We set off at a meander up a steep hill path, past a large souvenir shop. The classical music drifted past us with a subtle dopplering as the route upwards took us from speaker to speaker. At the top of the path was a tall germanic tower and a sentry post manned by an empty suit of armour. Beyond this lay a large modern restaurant decorated as a German beerhall. It was open but untroubled by custom. The staff inside looked out at us balefully.
At the very top of the hill stood the old house looking incongruously healthy – like a retired New Yorker surprised on a Miami golf course. We sloshed about in the rain excitedly snapping photos and shooting film to show the family back home and to send to the concerned members of the Carluke Historical Society who had lost track of where the house had got to.
InsideÂ was aÂ wonderful cabinet of curiosities. Much of the first floor was given over, for no readily apparent reason, to a collection of several thousand Santa Claus figurines – one room being kept in darkness the better to display some ropes of bulbs shaped into festive characters. The rest of the floor was an enormous gift shop.
On the ground floor there was a museum containing an apparently random assortment of surprisingly fascinating tat. There was a replica of the throne complete with a plaster Stone of Destiny, a mannequin in a kilt, auction-purchased bric-a-brac, formerly belonging to the Duke and Duchess of Windsor (the Nazi ones – not Andrew and Fergie), Marilyn Monroe and Napoleon.

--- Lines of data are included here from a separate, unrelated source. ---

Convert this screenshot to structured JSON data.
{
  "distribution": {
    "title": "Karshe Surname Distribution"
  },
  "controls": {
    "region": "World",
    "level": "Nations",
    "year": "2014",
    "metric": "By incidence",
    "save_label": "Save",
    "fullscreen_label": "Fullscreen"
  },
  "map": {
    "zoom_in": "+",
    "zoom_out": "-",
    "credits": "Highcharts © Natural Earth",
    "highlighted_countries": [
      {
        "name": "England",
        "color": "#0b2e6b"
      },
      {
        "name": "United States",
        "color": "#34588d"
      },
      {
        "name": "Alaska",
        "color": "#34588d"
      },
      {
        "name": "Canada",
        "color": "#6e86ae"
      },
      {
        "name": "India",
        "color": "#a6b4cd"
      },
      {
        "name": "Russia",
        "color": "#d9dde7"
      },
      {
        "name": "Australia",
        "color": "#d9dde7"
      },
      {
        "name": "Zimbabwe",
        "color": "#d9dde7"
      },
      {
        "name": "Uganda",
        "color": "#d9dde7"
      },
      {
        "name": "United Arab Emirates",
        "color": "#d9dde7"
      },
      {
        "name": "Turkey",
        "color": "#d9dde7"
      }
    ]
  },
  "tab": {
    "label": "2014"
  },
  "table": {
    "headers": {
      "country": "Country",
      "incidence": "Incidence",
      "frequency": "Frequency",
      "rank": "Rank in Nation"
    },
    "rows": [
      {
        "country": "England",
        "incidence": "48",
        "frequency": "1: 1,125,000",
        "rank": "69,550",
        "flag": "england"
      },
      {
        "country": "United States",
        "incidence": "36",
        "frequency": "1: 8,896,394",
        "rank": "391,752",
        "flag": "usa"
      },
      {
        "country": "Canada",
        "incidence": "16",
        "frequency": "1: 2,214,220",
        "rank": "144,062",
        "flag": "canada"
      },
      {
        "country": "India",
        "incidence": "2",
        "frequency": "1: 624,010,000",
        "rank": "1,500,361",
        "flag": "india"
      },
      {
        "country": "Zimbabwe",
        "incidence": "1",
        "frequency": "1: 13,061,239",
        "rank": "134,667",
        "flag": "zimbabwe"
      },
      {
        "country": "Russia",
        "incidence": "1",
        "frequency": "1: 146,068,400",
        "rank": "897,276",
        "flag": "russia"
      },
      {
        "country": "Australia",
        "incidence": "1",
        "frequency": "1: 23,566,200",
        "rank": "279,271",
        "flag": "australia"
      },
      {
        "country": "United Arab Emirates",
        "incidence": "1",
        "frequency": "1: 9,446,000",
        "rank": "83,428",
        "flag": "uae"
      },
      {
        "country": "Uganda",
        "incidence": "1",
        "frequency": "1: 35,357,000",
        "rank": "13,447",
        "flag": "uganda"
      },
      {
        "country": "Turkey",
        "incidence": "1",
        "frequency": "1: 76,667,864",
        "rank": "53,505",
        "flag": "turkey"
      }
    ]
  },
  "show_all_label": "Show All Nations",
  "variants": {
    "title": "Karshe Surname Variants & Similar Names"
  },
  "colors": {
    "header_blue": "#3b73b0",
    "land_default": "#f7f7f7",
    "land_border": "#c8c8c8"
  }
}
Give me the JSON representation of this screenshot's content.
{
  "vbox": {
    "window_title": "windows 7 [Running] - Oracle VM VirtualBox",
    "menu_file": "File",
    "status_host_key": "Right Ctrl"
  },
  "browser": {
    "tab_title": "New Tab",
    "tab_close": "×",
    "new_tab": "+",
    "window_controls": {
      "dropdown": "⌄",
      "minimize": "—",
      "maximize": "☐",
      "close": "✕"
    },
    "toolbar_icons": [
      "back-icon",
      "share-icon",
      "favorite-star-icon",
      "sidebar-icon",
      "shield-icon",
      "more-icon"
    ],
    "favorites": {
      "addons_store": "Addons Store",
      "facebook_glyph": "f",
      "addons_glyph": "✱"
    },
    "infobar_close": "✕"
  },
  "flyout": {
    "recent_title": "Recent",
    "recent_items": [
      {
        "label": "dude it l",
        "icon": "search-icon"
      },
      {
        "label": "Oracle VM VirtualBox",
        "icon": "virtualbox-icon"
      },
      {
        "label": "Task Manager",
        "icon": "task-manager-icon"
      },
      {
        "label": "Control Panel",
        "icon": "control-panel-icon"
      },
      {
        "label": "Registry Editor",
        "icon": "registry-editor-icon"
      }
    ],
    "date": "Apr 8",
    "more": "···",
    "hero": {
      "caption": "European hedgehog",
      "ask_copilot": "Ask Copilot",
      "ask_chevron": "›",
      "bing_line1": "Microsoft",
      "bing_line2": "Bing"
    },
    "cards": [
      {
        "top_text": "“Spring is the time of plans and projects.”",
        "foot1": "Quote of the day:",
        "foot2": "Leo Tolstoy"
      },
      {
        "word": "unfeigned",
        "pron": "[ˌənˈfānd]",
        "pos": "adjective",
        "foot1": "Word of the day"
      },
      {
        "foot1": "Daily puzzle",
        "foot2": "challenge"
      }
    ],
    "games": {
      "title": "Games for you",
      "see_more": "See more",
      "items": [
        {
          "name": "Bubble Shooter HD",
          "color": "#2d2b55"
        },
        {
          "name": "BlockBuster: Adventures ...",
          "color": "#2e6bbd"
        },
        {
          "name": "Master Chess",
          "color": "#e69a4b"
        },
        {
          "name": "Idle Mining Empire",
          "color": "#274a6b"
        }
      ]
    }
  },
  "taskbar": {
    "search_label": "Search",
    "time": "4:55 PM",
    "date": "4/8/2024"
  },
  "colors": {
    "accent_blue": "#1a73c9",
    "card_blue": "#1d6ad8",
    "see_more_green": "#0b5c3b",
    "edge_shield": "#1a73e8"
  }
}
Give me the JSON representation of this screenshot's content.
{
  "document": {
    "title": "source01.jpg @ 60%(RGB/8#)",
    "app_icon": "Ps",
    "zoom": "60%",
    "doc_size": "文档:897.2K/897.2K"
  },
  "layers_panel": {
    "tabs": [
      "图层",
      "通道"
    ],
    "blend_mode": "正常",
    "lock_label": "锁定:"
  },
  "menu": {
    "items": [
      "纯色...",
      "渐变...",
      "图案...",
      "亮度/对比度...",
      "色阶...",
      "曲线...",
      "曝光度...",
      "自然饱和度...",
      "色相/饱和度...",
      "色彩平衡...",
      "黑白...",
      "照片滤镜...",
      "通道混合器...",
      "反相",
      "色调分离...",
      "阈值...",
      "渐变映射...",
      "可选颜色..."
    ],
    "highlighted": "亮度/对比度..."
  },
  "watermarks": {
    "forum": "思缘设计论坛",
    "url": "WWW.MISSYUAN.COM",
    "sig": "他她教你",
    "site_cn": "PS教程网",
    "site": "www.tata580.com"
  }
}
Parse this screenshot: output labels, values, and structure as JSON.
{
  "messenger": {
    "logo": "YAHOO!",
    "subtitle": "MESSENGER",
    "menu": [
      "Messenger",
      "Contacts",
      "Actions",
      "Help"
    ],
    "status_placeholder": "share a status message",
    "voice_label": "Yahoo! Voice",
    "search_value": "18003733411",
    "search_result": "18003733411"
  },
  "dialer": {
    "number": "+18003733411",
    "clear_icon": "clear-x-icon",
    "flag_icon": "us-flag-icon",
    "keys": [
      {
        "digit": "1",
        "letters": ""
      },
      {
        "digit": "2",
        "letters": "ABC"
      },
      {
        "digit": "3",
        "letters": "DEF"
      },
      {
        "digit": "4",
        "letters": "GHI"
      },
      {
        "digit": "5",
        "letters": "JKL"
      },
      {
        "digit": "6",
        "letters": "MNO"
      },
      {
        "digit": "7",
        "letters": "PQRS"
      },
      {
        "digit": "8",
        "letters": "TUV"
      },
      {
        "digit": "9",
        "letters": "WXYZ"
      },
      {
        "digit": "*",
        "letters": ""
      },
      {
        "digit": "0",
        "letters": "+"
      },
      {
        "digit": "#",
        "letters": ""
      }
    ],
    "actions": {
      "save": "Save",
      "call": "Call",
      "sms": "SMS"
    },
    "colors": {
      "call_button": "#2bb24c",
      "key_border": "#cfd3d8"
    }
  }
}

The real purpose of the house, however, was romance. Everywhere could be found tiny glass hearts inscribed with the names of lovers and, hidden in a new basement dwarfing the floorspace of the house itself, were remarkable mock medieval dining rooms designed for wedding receptions. I had expected the house to be like an ageing opera diva pushed to perform turns at the end of a pier and the end of a career but in fact the house’s role was much as it had always been. It was born out of sentimental craze for medievalism and had been used by P’s family as a suitably impressive backdrop for many weddings including that of P’s grandmother. The house, it seemed, was still meeting the same needs but on a grander and more efficient scale.
Next … what happened when we played them the film and a clash of politeness cultures.
May I recommend a site? Emotional RescueÂ is the kind of site there should be more of – it deals with something important and is the first step to tackling the problem – more than just teh blah blah of sites like mine.